In my opinion, Quaratella’s account conflates various educational reform and ideological trends going on in Massachusetts at this time, but I agree with his main point that we should pay more attention to the “reverberations that education can have on a society, even if that effect is inadvertent,” by examining such cases. While I’m not sure that it was the new common school education specifically that made the difference, it is true that, around the time of Mann’s reforms, Massachusetts educational culture came to reflect “a Northern subjectivity that admonished the South.”

Quaratella suggests this had to do with a turn towards indoctrination, obedience, and conformity:

“From 1800 to 1850, the common school underwent drastic changes, ostensibly to spread the fruits of education to the masses. The issue for reformers during this period was that students were learning, but not the correct material. New England schools and parents had always been effective at maintaining literacy, but they often failed to imbue the average student with a uniform moral framework. Common schools of the mid-1800s no longer focused on ancient languages or distant geography; they turned their attention to citizen building.”

That may be accurate, but the student population had also changed—the common schools were “ostensibly to spread the fruits of education to the masses,” such as the children of rural families, urban workers, and immigrants. The need to imbue students with a uniform moral framework may have been unnecessary in earlier years, when the population was more culturally homogenous, with a long history of shared religious and political traditions. There was also a lot of disruptive social change, and national political controversy, changing the nature of the demands placed on citizens. The sectional controversy alone could have caused greater cohesion and uniformity among Northerners, as they rallied against a common threat and defined themselves against it. Quaratella suggests something like this may also have happened:

“In the school’s development from small, private schools to mechanized student-factories, it altered the citizen who emerged. Whereas private schools and apprentices relied on the fear of corporal punishment, common schools created systems of normalization and observation that made children voluntarily obedient. This form of obedience also bred conformity, which may have contributed to New England’s developing regional identity. The aversion to corporal punishment in classrooms created another sectional rift between the North and South. Observing the Southern culture of corporal punishment and brutality, New Englanders must have scoffed, or at least felt a sense of cultural superiority. Northern society was changing, and the common school reflected, perpetuated, and spread those changes to new generations.

Given the above, it is not at all surprising that white Southerners would feel threatened by an expanding public school system based on the Massachusetts educational tradition.
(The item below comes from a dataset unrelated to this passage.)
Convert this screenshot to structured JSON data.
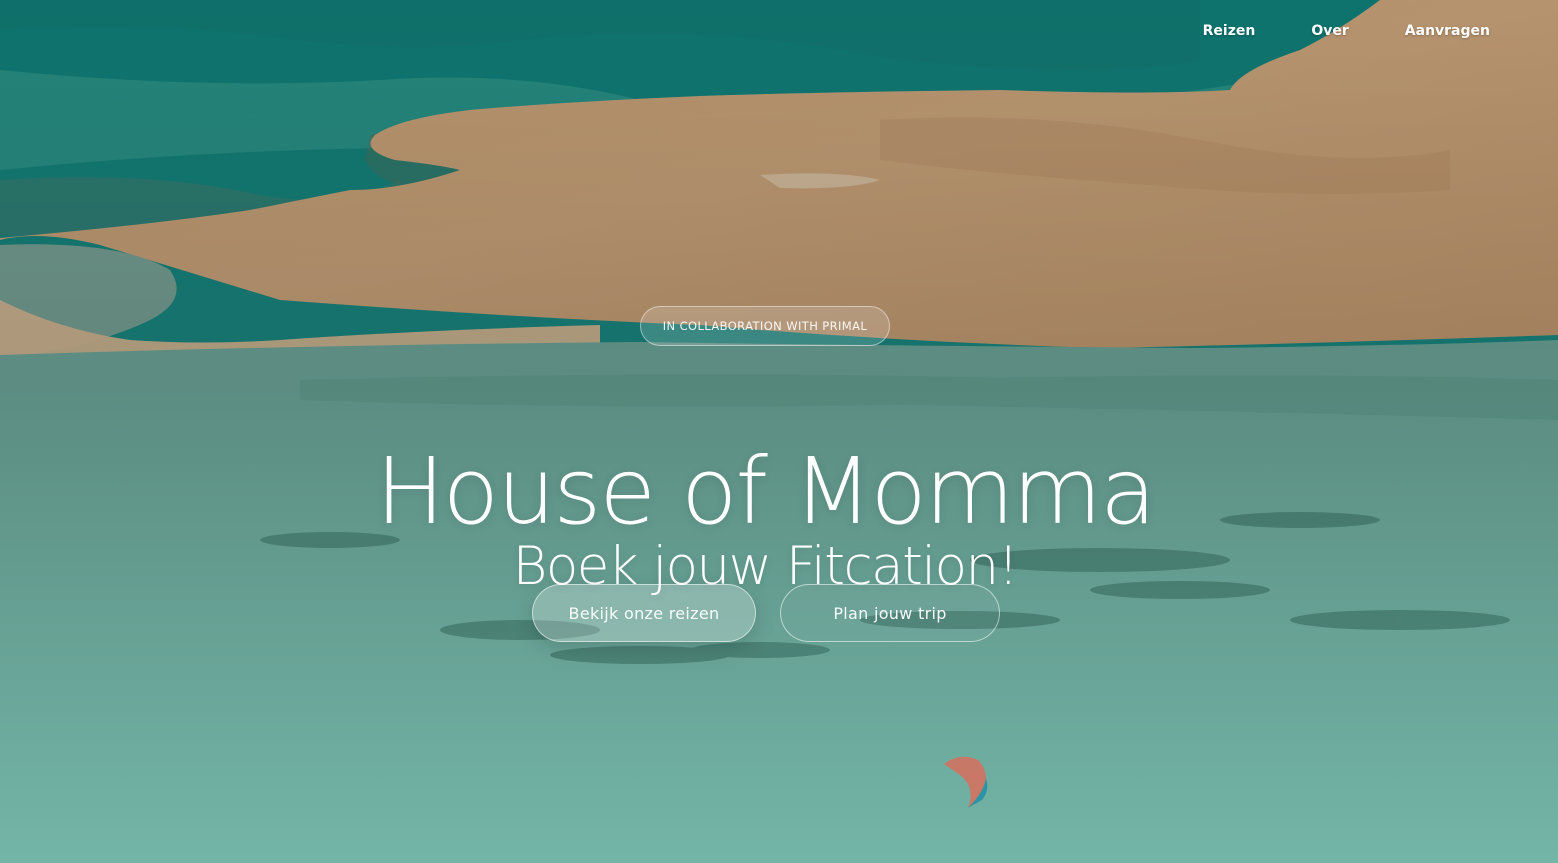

Both Northerners and Southerners saw their entire way of life at risk, and many would grow to see the classroom as a battlefield for American ideology. Consider that, as Quaratella notes, “Most common school reforms occurred in the 1830s and 1840s; a decade later the Republican Party formed, just as common school graduates came of voting age.”

  1. All quotes in this piece are taken from Quaratella, Zack, ""The Ornament of Human Society": Anti-Southernism in New England CommonSchools" (2013).Undergraduate Honors Theses. Paper 656. https://scholarworks.wm.edu/honorstheses/656.

Kerry Ellard

Kerry Ellard earned a B.S. in Communication and a B.A. in Political Science from Boston University, and a J.D. from Boston College Law School. During school and after graduation, she worked in law, education, and government. Most recently, she has worked as a tutor, independent historian, and sociological analyst. Kerry lives in Boston, where she enjoys playing with her dog and attending concerts.